Local residents are asked to share the Autism Society’s resources across digital and social channels, engage employees in fundraising efforts to remain connected during work-from-home mandates, or host a peer-to-peer fundraiser.

Another global nonprofit, Autism Speaks, is responding to parents and caregivers of children on the spectrum sheltering in place during the coronavirus pandemic, by offering additional resources by visiting autismspeaks.org/covid-19-information-and-resources.

During  World Autism Month, Autism Speaks is celebrating 15 years as an organization with the Kindness Campaign, an initiative that invites people around the globe to create a kinder, more inclusive world for people with autism. To make 2020 the “Year of Kindness,” the organization is inviting supporters to achieve one million acts of kindness, big and small.

Supporters can participate in the initiative by visiting autismspeaks.org/kindness.

For more information about FUN, visit familiesunitedinnewtown.org or the Families United in Newtown Facebook Page, or call 203-512-6284.

A blue spotlight mirrors the twilight sky above Edmond Town Hall on October 2 — World Autism Day. The local nonprofit autism support group Families United in Newtown (FUN) has been promoting Autism Awareness Month in April by helping position blue lights on various public buildings, private homes and buinesses as a sign of acceptance and support for the community's significan population of children and adults on the autism spectrum. — photo courtesy Linda Jones/FUN
Families United in Newtown founders Linda and Duane Jones are pictured during the autism support group’s recent Valentine’s Day meeting. FUN is promoting Autism Awareness Month throughout April with numerous community partners, including Newtown Hardware, which is selling blue LED bulbs so local homes and businesses can “light it up blue” for autism — and donating profits back to the local group.
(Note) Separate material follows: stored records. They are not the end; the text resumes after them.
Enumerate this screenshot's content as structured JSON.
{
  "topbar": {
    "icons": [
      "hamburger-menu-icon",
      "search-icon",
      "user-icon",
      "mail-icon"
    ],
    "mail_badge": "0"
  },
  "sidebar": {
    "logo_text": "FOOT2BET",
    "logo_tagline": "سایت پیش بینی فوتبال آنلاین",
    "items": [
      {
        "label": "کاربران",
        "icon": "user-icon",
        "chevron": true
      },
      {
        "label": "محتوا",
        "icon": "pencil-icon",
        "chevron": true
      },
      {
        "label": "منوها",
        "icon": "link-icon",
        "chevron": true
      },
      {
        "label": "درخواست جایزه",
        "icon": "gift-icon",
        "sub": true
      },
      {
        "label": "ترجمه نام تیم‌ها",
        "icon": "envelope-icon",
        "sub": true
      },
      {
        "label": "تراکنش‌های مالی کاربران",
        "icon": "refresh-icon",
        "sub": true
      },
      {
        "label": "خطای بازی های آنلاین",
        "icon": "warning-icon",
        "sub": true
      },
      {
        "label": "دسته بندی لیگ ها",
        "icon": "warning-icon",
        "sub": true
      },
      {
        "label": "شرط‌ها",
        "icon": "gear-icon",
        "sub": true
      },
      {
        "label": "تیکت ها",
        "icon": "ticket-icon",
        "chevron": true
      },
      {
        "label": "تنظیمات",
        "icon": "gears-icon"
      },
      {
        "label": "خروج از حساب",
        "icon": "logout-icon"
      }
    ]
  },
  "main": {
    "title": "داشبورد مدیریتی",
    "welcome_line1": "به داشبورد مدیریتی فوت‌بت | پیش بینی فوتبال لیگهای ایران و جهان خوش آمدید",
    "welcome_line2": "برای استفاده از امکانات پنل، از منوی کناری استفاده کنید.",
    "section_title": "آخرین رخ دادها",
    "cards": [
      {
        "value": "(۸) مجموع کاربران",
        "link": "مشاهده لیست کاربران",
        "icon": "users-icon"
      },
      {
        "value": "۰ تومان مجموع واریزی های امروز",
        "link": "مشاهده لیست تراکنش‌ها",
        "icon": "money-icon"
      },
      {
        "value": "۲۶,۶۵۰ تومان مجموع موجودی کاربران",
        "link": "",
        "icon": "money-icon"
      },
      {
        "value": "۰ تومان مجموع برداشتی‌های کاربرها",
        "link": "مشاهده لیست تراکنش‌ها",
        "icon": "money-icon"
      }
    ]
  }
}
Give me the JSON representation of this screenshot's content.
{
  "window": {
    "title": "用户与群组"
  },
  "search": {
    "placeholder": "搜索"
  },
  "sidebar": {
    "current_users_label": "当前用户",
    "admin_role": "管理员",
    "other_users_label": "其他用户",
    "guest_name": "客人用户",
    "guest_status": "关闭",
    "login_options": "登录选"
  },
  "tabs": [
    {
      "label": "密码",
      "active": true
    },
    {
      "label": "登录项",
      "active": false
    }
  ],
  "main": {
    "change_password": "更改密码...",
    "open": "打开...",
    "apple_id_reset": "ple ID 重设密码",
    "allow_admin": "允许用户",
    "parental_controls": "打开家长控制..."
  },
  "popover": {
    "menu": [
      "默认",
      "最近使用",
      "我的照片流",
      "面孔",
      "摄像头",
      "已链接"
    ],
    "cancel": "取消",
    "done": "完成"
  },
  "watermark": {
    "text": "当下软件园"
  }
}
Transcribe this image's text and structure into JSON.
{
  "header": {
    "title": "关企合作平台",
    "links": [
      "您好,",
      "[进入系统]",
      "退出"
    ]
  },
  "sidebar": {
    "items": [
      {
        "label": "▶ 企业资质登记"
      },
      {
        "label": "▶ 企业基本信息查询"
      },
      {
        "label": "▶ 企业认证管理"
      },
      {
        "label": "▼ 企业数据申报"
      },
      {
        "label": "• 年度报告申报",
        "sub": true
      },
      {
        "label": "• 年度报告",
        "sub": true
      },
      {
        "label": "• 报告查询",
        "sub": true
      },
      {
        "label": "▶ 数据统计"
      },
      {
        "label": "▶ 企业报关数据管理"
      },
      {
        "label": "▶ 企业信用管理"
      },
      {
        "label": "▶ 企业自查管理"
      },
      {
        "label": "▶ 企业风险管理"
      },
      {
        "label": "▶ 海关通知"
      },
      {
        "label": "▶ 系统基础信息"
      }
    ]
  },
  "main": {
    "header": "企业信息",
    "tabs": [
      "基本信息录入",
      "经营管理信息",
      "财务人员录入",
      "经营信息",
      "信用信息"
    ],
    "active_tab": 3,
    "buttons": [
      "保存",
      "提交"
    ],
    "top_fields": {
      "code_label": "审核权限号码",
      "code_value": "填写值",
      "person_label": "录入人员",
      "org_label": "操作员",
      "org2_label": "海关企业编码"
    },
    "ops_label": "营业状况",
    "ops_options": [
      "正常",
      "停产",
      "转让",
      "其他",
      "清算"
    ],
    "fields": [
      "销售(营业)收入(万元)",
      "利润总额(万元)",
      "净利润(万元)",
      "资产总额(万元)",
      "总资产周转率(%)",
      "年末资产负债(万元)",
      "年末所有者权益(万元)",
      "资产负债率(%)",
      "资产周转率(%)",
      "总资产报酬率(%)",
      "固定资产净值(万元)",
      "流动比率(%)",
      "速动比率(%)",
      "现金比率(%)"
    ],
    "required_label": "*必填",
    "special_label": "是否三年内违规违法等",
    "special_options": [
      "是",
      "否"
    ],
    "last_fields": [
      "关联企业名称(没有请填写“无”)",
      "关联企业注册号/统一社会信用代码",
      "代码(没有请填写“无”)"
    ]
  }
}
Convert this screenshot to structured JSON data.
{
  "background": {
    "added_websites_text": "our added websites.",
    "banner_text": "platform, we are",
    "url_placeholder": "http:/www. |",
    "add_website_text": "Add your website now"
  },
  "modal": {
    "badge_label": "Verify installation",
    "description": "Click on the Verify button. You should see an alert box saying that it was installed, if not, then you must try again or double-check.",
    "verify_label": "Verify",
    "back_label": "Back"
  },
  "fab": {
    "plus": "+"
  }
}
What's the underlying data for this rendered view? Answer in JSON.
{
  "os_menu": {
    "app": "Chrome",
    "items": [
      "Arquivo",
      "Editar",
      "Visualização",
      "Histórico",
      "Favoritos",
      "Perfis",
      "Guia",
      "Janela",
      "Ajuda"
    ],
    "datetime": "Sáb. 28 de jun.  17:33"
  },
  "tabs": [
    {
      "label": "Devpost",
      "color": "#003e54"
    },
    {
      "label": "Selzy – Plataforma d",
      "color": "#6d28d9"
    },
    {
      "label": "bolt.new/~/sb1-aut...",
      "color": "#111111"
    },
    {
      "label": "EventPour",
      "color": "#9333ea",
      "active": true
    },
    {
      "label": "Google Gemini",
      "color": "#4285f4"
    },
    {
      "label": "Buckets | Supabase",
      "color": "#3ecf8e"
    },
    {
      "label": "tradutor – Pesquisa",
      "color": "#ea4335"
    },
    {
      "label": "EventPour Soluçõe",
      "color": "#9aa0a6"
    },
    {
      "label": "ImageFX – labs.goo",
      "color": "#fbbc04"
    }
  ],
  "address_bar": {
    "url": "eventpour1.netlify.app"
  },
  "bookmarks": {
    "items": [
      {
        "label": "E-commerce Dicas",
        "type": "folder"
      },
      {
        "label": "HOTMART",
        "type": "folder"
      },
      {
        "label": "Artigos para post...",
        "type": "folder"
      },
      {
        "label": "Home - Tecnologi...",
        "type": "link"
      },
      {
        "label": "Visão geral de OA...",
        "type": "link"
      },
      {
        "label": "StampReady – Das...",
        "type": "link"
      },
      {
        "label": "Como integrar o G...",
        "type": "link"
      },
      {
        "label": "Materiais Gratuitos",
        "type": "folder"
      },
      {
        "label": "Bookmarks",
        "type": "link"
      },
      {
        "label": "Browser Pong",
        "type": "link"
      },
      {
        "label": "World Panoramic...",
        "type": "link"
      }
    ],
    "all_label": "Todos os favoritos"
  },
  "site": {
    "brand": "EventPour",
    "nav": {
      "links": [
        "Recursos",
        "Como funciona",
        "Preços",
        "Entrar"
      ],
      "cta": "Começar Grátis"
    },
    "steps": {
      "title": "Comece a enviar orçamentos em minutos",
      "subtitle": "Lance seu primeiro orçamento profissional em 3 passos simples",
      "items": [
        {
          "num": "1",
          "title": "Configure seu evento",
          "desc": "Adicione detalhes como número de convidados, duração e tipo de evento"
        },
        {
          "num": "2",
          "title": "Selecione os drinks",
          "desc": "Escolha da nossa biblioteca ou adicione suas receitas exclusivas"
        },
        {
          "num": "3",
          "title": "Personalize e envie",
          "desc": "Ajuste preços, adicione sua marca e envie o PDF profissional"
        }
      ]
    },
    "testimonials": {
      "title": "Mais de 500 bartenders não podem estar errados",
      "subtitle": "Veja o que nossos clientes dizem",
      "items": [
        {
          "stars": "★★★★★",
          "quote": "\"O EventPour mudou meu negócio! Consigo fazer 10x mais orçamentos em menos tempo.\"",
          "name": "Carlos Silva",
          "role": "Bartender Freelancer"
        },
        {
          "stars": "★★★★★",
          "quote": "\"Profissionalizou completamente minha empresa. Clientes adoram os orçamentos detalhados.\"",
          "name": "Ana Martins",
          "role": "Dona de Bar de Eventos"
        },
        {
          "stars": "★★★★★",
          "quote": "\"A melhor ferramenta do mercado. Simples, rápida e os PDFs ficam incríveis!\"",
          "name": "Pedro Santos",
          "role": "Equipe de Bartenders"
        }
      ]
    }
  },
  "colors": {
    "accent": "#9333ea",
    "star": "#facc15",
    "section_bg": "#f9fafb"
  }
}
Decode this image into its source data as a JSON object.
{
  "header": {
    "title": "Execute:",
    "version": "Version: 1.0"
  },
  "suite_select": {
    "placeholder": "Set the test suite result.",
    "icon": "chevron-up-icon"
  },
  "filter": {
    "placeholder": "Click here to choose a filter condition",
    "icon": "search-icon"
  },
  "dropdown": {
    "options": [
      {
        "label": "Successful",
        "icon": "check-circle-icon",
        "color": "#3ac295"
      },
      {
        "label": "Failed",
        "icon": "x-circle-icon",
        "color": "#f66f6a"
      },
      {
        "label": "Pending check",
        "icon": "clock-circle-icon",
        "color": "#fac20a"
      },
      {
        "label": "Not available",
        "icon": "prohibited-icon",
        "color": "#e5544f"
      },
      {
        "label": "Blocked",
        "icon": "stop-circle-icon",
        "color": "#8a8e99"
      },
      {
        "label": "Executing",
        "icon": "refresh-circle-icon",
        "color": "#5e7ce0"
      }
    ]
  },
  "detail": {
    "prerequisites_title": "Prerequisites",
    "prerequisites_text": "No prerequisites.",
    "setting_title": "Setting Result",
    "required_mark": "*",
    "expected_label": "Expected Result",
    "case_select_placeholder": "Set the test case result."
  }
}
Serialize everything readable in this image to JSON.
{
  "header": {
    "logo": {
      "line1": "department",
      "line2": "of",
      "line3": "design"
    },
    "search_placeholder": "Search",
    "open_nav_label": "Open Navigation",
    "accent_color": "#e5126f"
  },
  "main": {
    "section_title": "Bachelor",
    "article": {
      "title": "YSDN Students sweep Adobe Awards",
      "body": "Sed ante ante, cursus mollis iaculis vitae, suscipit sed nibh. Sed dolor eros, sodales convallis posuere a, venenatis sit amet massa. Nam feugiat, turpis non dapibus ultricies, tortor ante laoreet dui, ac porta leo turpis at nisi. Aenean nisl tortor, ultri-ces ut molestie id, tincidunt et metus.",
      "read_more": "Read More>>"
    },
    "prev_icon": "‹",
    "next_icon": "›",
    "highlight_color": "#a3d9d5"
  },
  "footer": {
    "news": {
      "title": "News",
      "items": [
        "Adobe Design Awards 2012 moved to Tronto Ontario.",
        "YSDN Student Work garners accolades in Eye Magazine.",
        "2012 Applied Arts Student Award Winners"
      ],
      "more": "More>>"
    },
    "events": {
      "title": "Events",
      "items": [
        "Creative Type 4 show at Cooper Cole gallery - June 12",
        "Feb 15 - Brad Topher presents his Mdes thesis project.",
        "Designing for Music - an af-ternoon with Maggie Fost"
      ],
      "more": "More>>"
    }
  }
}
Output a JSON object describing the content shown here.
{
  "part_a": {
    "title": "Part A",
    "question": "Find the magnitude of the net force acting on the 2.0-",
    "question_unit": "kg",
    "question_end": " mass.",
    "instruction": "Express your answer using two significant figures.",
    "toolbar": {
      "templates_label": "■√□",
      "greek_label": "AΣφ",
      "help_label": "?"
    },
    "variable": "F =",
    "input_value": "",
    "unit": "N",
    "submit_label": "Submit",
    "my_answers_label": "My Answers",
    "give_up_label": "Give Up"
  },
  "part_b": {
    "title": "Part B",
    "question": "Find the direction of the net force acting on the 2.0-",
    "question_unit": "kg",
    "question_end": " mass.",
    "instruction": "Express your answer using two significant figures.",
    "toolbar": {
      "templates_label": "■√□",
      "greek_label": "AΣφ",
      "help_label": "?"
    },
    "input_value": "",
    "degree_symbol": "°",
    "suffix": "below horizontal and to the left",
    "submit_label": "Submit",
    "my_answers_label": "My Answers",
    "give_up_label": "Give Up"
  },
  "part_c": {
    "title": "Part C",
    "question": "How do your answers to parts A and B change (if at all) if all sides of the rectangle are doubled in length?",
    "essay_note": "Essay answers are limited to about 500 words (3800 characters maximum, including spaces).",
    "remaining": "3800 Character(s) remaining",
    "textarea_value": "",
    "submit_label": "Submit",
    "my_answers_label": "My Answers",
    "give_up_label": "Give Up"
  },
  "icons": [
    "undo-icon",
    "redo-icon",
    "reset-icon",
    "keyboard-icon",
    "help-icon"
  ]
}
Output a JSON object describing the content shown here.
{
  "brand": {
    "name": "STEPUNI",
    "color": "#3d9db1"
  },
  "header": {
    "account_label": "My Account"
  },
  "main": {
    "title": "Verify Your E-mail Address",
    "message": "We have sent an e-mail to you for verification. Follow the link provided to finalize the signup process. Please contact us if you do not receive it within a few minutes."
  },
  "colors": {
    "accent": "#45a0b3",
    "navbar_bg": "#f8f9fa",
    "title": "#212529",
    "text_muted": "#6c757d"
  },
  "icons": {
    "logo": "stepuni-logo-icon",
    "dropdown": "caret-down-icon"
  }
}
Residents are also encouraged to take the pledge to #CelebrateDifferences in recognition of the many youths and adults in Newtown on the autism spectrum. —photo courtesy Linda Jones
Dan and Michael Sorrentino of Newtown Hardware display blue LED bulbs along with First Selectman Dan Rosenthal and Families United in Newtown (FUN) founder Linda Jones. The local store is selling the bulbs for residents who want to 'Light It Up Blue' for Autism Awareness Month with profits going to Jones and the local nonprofit autism support group. - Photo Courtesy Linda Jones
Comments are open. Be civil.

Leave a Reply